- Aim of the task
Retype the entries word for word, leaving nothing out.

[Data about app and page elements]
-- -- --
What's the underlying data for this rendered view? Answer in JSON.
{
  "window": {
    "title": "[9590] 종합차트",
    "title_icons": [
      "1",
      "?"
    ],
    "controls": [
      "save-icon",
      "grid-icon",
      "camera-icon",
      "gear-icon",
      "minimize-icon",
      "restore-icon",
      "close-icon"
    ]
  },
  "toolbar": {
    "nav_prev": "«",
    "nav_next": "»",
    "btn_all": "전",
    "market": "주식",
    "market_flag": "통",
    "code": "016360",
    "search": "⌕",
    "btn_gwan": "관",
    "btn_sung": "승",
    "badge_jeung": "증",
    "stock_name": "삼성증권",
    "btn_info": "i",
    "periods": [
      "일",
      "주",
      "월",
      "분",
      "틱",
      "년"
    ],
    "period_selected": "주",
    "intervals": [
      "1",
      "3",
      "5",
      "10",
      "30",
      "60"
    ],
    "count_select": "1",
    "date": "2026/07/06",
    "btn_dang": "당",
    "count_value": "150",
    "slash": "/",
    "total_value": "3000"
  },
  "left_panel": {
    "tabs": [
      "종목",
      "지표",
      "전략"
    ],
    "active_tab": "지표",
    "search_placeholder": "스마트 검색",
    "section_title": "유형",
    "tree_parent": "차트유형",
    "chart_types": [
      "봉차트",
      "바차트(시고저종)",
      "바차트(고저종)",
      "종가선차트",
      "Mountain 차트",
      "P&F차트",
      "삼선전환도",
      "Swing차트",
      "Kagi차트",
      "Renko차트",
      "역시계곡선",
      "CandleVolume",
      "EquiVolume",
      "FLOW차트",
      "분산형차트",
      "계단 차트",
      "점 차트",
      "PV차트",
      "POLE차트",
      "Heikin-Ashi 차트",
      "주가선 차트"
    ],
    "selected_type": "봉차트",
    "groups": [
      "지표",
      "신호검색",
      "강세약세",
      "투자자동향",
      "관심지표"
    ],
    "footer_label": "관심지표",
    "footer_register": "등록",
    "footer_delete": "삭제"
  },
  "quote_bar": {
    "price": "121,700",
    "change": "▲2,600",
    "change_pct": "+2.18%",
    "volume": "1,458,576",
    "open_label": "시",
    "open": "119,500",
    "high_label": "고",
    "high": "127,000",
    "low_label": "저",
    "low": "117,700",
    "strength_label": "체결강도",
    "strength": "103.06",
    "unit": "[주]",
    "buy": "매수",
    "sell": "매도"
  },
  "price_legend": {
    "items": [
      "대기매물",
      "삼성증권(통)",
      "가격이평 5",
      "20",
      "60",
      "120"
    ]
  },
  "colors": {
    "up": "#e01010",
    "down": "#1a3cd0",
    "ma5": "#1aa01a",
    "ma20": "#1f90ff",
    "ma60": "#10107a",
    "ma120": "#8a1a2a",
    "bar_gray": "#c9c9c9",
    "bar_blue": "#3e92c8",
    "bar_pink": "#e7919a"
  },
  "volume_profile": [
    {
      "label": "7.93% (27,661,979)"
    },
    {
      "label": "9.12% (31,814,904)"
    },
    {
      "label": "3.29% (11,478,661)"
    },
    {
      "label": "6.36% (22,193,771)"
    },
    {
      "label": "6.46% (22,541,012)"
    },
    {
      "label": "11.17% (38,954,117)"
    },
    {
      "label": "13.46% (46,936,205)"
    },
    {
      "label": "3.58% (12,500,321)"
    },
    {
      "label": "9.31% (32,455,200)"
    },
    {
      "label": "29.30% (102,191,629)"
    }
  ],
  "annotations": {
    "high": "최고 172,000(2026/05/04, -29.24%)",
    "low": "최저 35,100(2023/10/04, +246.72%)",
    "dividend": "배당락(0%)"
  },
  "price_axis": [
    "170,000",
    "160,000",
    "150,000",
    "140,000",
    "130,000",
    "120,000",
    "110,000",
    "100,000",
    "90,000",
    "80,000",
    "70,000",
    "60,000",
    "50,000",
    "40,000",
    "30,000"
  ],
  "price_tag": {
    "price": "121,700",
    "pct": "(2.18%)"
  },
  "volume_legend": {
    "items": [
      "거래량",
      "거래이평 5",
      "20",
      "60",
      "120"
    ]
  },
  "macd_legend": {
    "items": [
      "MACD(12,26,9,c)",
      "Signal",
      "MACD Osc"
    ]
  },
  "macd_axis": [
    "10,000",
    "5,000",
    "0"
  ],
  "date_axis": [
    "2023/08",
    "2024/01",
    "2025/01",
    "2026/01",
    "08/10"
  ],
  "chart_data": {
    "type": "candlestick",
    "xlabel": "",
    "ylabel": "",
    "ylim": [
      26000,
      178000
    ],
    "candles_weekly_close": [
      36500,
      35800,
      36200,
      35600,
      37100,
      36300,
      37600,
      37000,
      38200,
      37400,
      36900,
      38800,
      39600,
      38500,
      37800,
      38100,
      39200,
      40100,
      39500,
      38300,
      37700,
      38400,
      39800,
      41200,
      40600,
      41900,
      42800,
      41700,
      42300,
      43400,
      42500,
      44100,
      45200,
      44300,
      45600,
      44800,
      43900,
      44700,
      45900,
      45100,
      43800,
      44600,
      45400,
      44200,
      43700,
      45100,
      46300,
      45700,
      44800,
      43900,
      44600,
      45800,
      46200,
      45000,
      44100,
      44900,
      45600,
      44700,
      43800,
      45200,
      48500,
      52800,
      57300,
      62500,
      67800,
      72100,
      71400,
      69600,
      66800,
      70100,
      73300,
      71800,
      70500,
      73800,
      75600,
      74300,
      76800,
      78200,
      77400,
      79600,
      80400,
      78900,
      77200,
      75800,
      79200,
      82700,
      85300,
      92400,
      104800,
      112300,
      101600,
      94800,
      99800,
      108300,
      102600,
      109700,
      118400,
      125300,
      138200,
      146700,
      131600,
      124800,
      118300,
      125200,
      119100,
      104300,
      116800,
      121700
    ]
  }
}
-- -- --
- Answer for the task
What's the underlying data for this rendered view? Answer in JSON.
{
  "window": {
    "title": "[9590] 종합차트",
    "title_icons": [
      "1",
      "?"
    ],
    "controls": [
      "save-icon",
      "grid-icon",
      "camera-icon",
      "gear-icon",
      "minimize-icon",
      "restore-icon",
      "close-icon"
    ]
  },
  "toolbar": {
    "nav_prev": "«",
    "nav_next": "»",
    "btn_all": "전",
    "market": "주식",
    "market_flag": "통",
    "code": "016360",
    "search": "⌕",
    "btn_gwan": "관",
    "btn_sung": "승",
    "badge_jeung": "증",
    "stock_name": "삼성증권",
    "btn_info": "i",
    "periods": [
      "일",
      "주",
      "월",
      "분",
      "틱",
      "년"
    ],
    "period_selected": "주",
    "intervals": [
      "1",
      "3",
      "5",
      "10",
      "30",
      "60"
    ],
    "count_select": "1",
    "date": "2026/07/06",
    "btn_dang": "당",
    "count_value": "150",
    "slash": "/",
    "total_value": "3000"
  },
  "left_panel": {
    "tabs": [
      "종목",
      "지표",
      "전략"
    ],
    "active_tab": "지표",
    "search_placeholder": "스마트 검색",
    "section_title": "유형",
    "tree_parent": "차트유형",
    "chart_types": [
      "봉차트",
      "바차트(시고저종)",
      "바차트(고저종)",
      "종가선차트",
      "Mountain 차트",
      "P&F차트",
      "삼선전환도",
      "Swing차트",
      "Kagi차트",
      "Renko차트",
      "역시계곡선",
      "CandleVolume",
      "EquiVolume",
      "FLOW차트",
      "분산형차트",
      "계단 차트",
      "점 차트",
      "PV차트",
      "POLE차트",
      "Heikin-Ashi 차트",
      "주가선 차트"
    ],
    "selected_type": "봉차트",
    "groups": [
      "지표",
      "신호검색",
      "강세약세",
      "투자자동향",
      "관심지표"
    ],
    "footer_label": "관심지표",
    "footer_register": "등록",
    "footer_delete": "삭제"
  },
  "quote_bar": {
    "price": "121,700",
    "change": "▲2,600",
    "change_pct": "+2.18%",
    "volume": "1,458,576",
    "open_label": "시",
    "open": "119,500",
    "high_label": "고",
    "high": "127,000",
    "low_label": "저",
    "low": "117,700",
    "strength_label": "체결강도",
    "strength": "103.06",
    "unit": "[주]",
    "buy": "매수",
    "sell": "매도"
  },
  "price_legend": {
    "items": [
      "대기매물",
      "삼성증권(통)",
      "가격이평 5",
      "20",
      "60",
      "120"
    ]
  },
  "colors": {
    "up": "#e01010",
    "down": "#1a3cd0",
    "ma5": "#1aa01a",
    "ma20": "#1f90ff",
    "ma60": "#10107a",
    "ma120": "#8a1a2a",
    "bar_gray": "#c9c9c9",
    "bar_blue": "#3e92c8",
    "bar_pink": "#e7919a"
  },
  "volume_profile": [
    {
      "label": "7.93% (27,661,979)"
    },
    {
      "label": "9.12% (31,814,904)"
    },
    {
      "label": "3.29% (11,478,661)"
    },
    {
      "label": "6.36% (22,193,771)"
    },
    {
      "label": "6.46% (22,541,012)"
    },
    {
      "label": "11.17% (38,954,117)"
    },
    {
      "label": "13.46% (46,936,205)"
    },
    {
      "label": "3.58% (12,500,321)"
    },
    {
      "label": "9.31% (32,455,200)"
    },
    {
      "label": "29.30% (102,191,629)"
    }
  ],
  "annotations": {
    "high": "최고 172,000(2026/05/04, -29.24%)",
    "low": "최저 35,100(2023/10/04, +246.72%)",
    "dividend": "배당락(0%)"
  },
  "price_axis": [
    "170,000",
    "160,000",
    "150,000",
    "140,000",
    "130,000",
    "120,000",
    "110,000",
    "100,000",
    "90,000",
    "80,000",
    "70,000",
    "60,000",
    "50,000",
    "40,000",
    "30,000"
  ],
  "price_tag": {
    "price": "121,700",
    "pct": "(2.18%)"
  },
  "volume_legend": {
    "items": [
      "거래량",
      "거래이평 5",
      "20",
      "60",
      "120"
    ]
  },
  "macd_legend": {
    "items": [
      "MACD(12,26,9,c)",
      "Signal",
      "MACD Osc"
    ]
  },
  "macd_axis": [
    "10,000",
    "5,000",
    "0"
  ],
  "date_axis": [
    "2023/08",
    "2024/01",
    "2025/01",
    "2026/01",
    "08/10"
  ],
  "chart_data": {
    "type": "candlestick",
    "xlabel": "",
    "ylabel": "",
    "ylim": [
      26000,
      178000
    ],
    "candles_weekly_close": [
      36500,
      35800,
      36200,
      35600,
      37100,
      36300,
      37600,
      37000,
      38200,
      37400,
      36900,
      38800,
      39600,
      38500,
      37800,
      38100,
      39200,
      40100,
      39500,
      38300,
      37700,
      38400,
      39800,
      41200,
      40600,
      41900,
      42800,
      41700,
      42300,
      43400,
      42500,
      44100,
      45200,
      44300,
      45600,
      44800,
      43900,
      44700,
      45900,
      45100,
      43800,
      44600,
      45400,
      44200,
      43700,
      45100,
      46300,
      45700,
      44800,
      43900,
      44600,
      45800,
      46200,
      45000,
      44100,
      44900,
      45600,
      44700,
      43800,
      45200,
      48500,
      52800,
      57300,
      62500,
      67800,
      72100,
      71400,
      69600,
      66800,
      70100,
      73300,
      71800,
      70500,
      73800,
      75600,
      74300,
      76800,
      78200,
      77400,
      79600,
      80400,
      78900,
      77200,
      75800,
      79200,
      82700,
      85300,
      92400,
      104800,
      112300,
      101600,
      94800,
      99800,
      108300,
      102600,
      109700,
      118400,
      125300,
      138200,
      146700,
      131600,
      124800,
      118300,
      125200,
      119100,
      104300,
      116800,
      121700
    ]
  }
}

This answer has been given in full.